Charles will oversee development of the script and will direct the half-hour pilot of a series written by Dan Lyons. A technology consultant for Newsweek, Lyons created the Fake Steve Jobs blog and wrote the novel Options: The Secret Life of Steve Jobs—A Parody.
Yes, you read that right. Fake Steve himself is penning the script (it’s most likely he already has, given how sporadic the updates have been in recent weeks on the Fake Steve Jobs blog.) If you’re a fan of Fake Steve, this is exhilarating news; Lyons is not only an insightful author but is in possession of a Sahara-dry wit, to boot. In addition to his Fake Steve sideshow, Lyons is the author of Options: The Secret Life of Steve Jobs – A Parody. You might say he really knows the subject matter.
And then there’s Larry Charles. Directing Borat and Brüno might not be an accolade everyone everywhere agrees is worthy of celebration (I guess it depends on your sense of humor) but no one can argue with his other credentials; he directed the 2008 documentary Religulous starring Bill Maher, and was for many years a writer and producer on Seinfeld and Curb Your Enthusiasm. It all sounds like perfect past-experience for any producer charged with the task of bringing this project to life.
The partnership of Lyons/Charles is certain to culminate in a cutting (if not wickedly uncompromising) take on tech-celebrity culture.
A little more from MRC’s website on the subject matter of the show:
The show’s lead character, Tom Rhodes, is a composite of Jobs and other Silicon Valley titans, and the comedy is described as a savage satire, a study of ego, power and greed…
Jobs and other titans will certainly inspire iCON at its inception, but the show will lampoon the larger hi-tech world. [Larry] Charles will be swinging for the fences.
You may not have heard the name Media Rights Capital before. MRC is a studio owned by, amongst others, Goldman Sachs and (wait for it) AT&T. There’s something almost… poetic about that.
MRC will serve as the studio and financier. The company said it had several bidders for the property, but chose EPIX because Charles could be as edgy as he wanted to be.
“We are attempting to do nothing less than a modern Citizen Kane,” Charles said. “A scabrous satire of Silicon Valley and its most famous citizen.”
You know, at film school I heard time and time again that Citizen Kane was nothing less than the most perfect movie ever made. (I disagreed, favoring The Empire Strikes Back…) So for Charles to make a modern day Citizen Kane is, to put it mildly, an ambitious goal. But don’t forget, such bold statements are not uncommon for El Jobso when talking about music players or tablet devices, so I guess we can forgive this kind of hyperbole from a writer/producer described by the studio as “TV royalty.”

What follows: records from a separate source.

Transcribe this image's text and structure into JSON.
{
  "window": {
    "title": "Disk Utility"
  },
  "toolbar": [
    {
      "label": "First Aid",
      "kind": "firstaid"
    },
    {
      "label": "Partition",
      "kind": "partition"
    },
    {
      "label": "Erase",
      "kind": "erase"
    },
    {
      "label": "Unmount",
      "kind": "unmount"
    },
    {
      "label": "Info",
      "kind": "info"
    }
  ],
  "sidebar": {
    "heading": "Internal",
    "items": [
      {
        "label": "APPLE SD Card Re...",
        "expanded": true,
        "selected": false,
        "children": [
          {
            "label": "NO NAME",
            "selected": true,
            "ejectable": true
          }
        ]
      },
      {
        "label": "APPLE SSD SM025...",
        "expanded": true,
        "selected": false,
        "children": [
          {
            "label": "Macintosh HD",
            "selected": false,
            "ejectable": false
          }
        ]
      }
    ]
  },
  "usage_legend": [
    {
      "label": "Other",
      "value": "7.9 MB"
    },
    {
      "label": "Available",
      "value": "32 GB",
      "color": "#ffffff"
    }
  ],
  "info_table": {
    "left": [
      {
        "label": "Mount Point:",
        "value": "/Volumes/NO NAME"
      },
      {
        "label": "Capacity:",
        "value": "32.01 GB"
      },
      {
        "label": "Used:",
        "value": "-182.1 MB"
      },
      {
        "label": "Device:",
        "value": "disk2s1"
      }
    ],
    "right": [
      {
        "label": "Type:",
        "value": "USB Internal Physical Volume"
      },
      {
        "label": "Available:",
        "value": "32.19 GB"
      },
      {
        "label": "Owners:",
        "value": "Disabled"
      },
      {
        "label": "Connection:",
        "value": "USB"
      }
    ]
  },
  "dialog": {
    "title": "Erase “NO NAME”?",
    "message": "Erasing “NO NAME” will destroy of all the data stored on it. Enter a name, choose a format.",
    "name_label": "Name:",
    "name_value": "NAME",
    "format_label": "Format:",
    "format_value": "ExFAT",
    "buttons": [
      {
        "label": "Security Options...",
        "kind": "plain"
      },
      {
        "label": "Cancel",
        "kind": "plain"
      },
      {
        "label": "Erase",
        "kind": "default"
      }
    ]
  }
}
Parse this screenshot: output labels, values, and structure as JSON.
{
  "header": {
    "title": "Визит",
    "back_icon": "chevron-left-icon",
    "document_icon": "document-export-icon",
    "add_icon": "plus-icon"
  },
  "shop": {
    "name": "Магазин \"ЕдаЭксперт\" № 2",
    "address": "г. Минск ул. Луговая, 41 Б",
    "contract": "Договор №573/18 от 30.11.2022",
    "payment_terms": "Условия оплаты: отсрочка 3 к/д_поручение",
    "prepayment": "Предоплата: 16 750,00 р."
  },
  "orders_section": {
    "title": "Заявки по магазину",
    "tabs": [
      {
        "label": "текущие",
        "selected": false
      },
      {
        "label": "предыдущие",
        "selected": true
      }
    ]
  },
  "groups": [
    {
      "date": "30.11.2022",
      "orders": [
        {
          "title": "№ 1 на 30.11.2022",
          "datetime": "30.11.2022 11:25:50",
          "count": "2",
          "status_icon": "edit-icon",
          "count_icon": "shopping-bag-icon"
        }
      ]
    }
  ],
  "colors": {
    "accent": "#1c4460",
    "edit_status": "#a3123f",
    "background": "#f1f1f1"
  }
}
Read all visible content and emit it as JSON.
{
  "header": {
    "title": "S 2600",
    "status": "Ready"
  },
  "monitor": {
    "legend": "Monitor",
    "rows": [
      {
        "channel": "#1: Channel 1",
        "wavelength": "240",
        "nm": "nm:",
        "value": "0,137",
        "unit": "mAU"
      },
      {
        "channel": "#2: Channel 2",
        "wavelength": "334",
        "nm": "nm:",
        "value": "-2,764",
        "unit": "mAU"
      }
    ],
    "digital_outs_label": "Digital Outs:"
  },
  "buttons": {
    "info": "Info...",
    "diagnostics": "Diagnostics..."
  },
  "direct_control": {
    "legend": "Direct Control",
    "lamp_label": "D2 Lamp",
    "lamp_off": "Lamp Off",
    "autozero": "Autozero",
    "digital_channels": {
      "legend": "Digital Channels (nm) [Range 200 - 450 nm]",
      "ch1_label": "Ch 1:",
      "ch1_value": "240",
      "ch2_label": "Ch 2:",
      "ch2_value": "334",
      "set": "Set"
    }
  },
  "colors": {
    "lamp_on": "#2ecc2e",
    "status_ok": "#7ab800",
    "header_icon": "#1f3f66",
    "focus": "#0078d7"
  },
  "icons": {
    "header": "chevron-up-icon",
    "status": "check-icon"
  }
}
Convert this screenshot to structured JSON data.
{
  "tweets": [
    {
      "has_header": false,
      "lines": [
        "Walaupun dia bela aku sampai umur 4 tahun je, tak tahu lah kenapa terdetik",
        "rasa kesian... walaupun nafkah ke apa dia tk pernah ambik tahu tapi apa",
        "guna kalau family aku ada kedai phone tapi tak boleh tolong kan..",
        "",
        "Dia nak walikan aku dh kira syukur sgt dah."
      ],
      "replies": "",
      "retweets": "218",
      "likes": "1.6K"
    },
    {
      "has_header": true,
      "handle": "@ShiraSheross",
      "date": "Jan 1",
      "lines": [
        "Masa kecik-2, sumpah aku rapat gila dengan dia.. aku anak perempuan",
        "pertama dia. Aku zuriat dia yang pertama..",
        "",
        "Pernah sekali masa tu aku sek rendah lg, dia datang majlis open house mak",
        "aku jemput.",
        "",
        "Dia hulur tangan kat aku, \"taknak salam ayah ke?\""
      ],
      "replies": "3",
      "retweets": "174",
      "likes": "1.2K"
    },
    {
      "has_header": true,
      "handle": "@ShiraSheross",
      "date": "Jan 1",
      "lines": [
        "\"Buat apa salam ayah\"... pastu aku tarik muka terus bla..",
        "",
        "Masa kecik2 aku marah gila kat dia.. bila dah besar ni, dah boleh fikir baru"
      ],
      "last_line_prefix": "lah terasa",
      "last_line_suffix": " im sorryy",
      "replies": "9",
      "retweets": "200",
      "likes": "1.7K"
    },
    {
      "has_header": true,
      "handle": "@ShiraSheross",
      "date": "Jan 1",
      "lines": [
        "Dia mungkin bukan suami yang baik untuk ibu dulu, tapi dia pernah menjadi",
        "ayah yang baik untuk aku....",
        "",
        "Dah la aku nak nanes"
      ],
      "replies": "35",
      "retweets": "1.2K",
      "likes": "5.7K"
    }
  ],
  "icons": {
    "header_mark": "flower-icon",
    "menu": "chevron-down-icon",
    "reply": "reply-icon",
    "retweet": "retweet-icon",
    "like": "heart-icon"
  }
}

Apple has, naturally, remained silent on the matter. It’s fun to try to imagine what Steve Jobs might make of this. I think he’d probably find it amusing (and c’mon, it’s gotta be an ego boost?) but Macworld points out that Jobs has a less-than-stellar track record when it comes to this sort of thing:
Jobs is notoriously prickly about how he’s portrayed in the media. At one extreme, Apple infamously pulled all titles by publisher Wiley from its store shelves after the company released a book called iCon Steve Jobs: The Greatest Second Act in the History of Business (no relation to the TV show).
Well, that was a book, and this is a (potential) TV show. Only Mac-heads and the most dedicated tech historians read books about Jobs. A sitcom from Larry Charles, on the other hand, will reach many millions of people otherwise entirely disinterested in the working of Silicon Valley’s executive elite.
This isn’t a series yet — the pilot has to prove there’s potential for that. But is there any serious doubt that Lyons/Charles can pull it off? And I wonder… a year from now, will we be laughing with Steve Jobs as he uses a clip from an episode to demo the next iPad… or rolling our eyes as his lawyers issue Cease & Desist orders to the studio?